• **Exercise aim**: Would you repeat the entries below word for word and omit the pictures?

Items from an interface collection
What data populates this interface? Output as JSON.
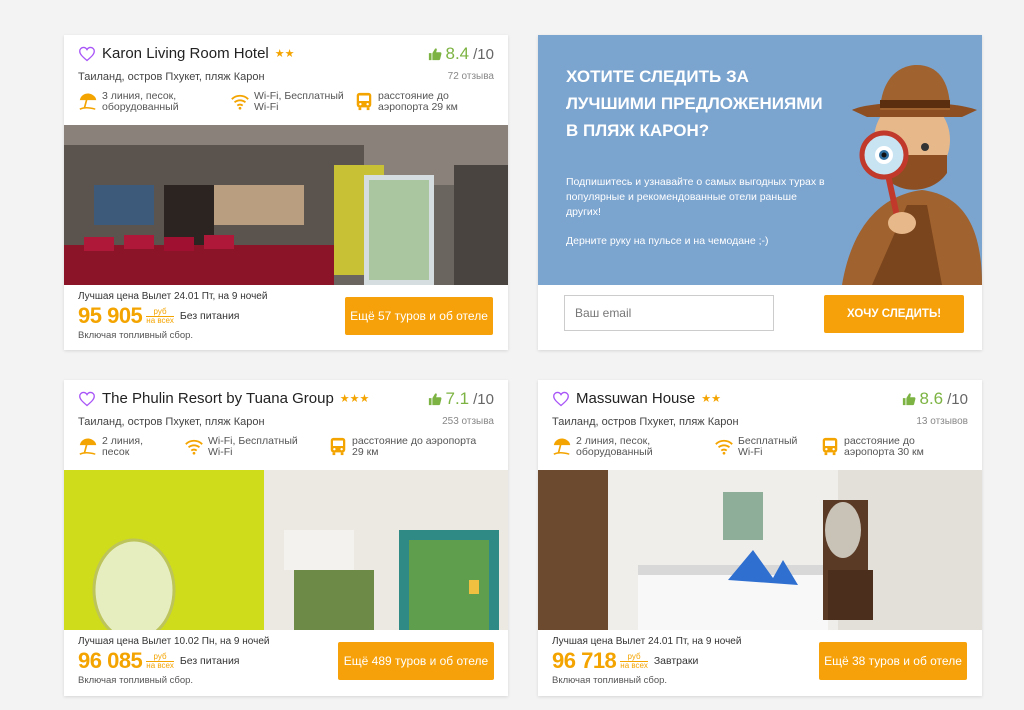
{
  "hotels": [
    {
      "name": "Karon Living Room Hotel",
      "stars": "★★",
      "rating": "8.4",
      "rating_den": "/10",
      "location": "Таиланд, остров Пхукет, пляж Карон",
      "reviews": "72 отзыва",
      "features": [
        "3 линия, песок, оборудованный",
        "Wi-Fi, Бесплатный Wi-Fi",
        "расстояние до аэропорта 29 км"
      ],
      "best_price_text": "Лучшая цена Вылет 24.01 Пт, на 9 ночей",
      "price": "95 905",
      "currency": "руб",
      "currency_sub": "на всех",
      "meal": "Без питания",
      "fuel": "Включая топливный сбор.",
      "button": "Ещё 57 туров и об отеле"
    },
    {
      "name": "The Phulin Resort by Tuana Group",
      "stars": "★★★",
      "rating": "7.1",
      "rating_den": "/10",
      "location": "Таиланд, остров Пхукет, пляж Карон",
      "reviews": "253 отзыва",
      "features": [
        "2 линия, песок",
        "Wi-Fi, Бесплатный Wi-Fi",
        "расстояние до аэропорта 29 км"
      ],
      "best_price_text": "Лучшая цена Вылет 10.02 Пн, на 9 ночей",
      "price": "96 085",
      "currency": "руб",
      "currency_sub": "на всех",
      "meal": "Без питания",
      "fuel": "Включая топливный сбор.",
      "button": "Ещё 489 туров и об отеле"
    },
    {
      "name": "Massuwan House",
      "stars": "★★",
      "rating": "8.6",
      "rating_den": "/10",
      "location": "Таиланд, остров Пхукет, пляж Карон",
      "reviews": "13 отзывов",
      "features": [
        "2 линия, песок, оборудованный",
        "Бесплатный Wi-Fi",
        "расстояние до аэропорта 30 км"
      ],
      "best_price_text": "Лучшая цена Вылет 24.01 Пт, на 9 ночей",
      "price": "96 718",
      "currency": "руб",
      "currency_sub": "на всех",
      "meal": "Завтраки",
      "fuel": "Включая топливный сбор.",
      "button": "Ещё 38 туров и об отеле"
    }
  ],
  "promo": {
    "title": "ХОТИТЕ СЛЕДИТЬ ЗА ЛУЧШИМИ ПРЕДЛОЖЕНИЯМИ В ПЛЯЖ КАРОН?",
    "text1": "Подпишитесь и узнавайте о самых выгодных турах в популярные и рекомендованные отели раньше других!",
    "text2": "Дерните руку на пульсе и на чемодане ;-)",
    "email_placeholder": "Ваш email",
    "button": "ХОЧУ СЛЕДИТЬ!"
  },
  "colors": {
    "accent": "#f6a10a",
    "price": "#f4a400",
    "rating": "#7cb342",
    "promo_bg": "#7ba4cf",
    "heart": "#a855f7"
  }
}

• **Answer area**:
What data populates this interface? Output as JSON.
{
  "hotels": [
    {
      "name": "Karon Living Room Hotel",
      "stars": "★★",
      "rating": "8.4",
      "rating_den": "/10",
      "location": "Таиланд, остров Пхукет, пляж Карон",
      "reviews": "72 отзыва",
      "features": [
        "3 линия, песок, оборудованный",
        "Wi-Fi, Бесплатный Wi-Fi",
        "расстояние до аэропорта 29 км"
      ],
      "best_price_text": "Лучшая цена Вылет 24.01 Пт, на 9 ночей",
      "price": "95 905",
      "currency": "руб",
      "currency_sub": "на всех",
      "meal": "Без питания",
      "fuel": "Включая топливный сбор.",
      "button": "Ещё 57 туров и об отеле"
    },
    {
      "name": "The Phulin Resort by Tuana Group",
      "stars": "★★★",
      "rating": "7.1",
      "rating_den": "/10",
      "location": "Таиланд, остров Пхукет, пляж Карон",
      "reviews": "253 отзыва",
      "features": [
        "2 линия, песок",
        "Wi-Fi, Бесплатный Wi-Fi",
        "расстояние до аэропорта 29 км"
      ],
      "best_price_text": "Лучшая цена Вылет 10.02 Пн, на 9 ночей",
      "price": "96 085",
      "currency": "руб",
      "currency_sub": "на всех",
      "meal": "Без питания",
      "fuel": "Включая топливный сбор.",
      "button": "Ещё 489 туров и об отеле"
    },
    {
      "name": "Massuwan House",
      "stars": "★★",
      "rating": "8.6",
      "rating_den": "/10",
      "location": "Таиланд, остров Пхукет, пляж Карон",
      "reviews": "13 отзывов",
      "features": [
        "2 линия, песок, оборудованный",
        "Бесплатный Wi-Fi",
        "расстояние до аэропорта 30 км"
      ],
      "best_price_text": "Лучшая цена Вылет 24.01 Пт, на 9 ночей",
      "price": "96 718",
      "currency": "руб",
      "currency_sub": "на всех",
      "meal": "Завтраки",
      "fuel": "Включая топливный сбор.",
      "button": "Ещё 38 туров и об отеле"
    }
  ],
  "promo": {
    "title": "ХОТИТЕ СЛЕДИТЬ ЗА ЛУЧШИМИ ПРЕДЛОЖЕНИЯМИ В ПЛЯЖ КАРОН?",
    "text1": "Подпишитесь и узнавайте о самых выгодных турах в популярные и рекомендованные отели раньше других!",
    "text2": "Дерните руку на пульсе и на чемодане ;-)",
    "email_placeholder": "Ваш email",
    "button": "ХОЧУ СЛЕДИТЬ!"
  },
  "colors": {
    "accent": "#f6a10a",
    "price": "#f4a400",
    "rating": "#7cb342",
    "promo_bg": "#7ba4cf",
    "heart": "#a855f7"
  }
}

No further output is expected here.